## Task to carry out
Output the full listing below, keeping each line exact.

## Raw data

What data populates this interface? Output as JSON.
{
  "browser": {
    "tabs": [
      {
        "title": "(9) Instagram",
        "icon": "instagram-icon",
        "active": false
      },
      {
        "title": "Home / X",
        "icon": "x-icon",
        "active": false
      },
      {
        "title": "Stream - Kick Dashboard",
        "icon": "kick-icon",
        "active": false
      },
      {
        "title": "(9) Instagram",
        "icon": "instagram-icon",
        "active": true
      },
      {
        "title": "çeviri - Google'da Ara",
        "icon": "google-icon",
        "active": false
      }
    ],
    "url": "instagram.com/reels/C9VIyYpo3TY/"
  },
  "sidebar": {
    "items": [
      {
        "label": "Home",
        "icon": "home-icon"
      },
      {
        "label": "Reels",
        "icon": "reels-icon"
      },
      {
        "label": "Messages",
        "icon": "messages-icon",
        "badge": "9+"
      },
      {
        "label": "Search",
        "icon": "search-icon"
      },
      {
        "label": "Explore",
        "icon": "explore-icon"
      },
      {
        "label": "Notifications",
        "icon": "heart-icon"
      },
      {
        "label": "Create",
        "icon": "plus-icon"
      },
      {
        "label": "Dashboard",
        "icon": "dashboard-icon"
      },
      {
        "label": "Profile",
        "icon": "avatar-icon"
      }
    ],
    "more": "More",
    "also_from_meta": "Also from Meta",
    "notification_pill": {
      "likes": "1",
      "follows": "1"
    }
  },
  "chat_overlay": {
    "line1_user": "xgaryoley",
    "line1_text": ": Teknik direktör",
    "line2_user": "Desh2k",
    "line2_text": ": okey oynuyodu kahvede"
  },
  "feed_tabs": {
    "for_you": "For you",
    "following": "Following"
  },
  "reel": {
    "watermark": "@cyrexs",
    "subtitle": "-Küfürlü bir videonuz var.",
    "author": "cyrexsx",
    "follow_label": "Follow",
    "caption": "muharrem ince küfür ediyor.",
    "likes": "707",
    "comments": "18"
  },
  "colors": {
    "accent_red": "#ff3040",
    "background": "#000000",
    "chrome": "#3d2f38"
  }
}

## Written response
What data populates this interface? Output as JSON.
{
  "browser": {
    "tabs": [
      {
        "title": "(9) Instagram",
        "icon": "instagram-icon",
        "active": false
      },
      {
        "title": "Home / X",
        "icon": "x-icon",
        "active": false
      },
      {
        "title": "Stream - Kick Dashboard",
        "icon": "kick-icon",
        "active": false
      },
      {
        "title": "(9) Instagram",
        "icon": "instagram-icon",
        "active": true
      },
      {
        "title": "çeviri - Google'da Ara",
        "icon": "google-icon",
        "active": false
      }
    ],
    "url": "instagram.com/reels/C9VIyYpo3TY/"
  },
  "sidebar": {
    "items": [
      {
        "label": "Home",
        "icon": "home-icon"
      },
      {
        "label": "Reels",
        "icon": "reels-icon"
      },
      {
        "label": "Messages",
        "icon": "messages-icon",
        "badge": "9+"
      },
      {
        "label": "Search",
        "icon": "search-icon"
      },
      {
        "label": "Explore",
        "icon": "explore-icon"
      },
      {
        "label": "Notifications",
        "icon": "heart-icon"
      },
      {
        "label": "Create",
        "icon": "plus-icon"
      },
      {
        "label": "Dashboard",
        "icon": "dashboard-icon"
      },
      {
        "label": "Profile",
        "icon": "avatar-icon"
      }
    ],
    "more": "More",
    "also_from_meta": "Also from Meta",
    "notification_pill": {
      "likes": "1",
      "follows": "1"
    }
  },
  "chat_overlay": {
    "line1_user": "xgaryoley",
    "line1_text": ": Teknik direktör",
    "line2_user": "Desh2k",
    "line2_text": ": okey oynuyodu kahvede"
  },
  "feed_tabs": {
    "for_you": "For you",
    "following": "Following"
  },
  "reel": {
    "watermark": "@cyrexs",
    "subtitle": "-Küfürlü bir videonuz var.",
    "author": "cyrexsx",
    "follow_label": "Follow",
    "caption": "muharrem ince küfür ediyor.",
    "likes": "707",
    "comments": "18"
  },
  "colors": {
    "accent_red": "#ff3040",
    "background": "#000000",
    "chrome": "#3d2f38"
  }
}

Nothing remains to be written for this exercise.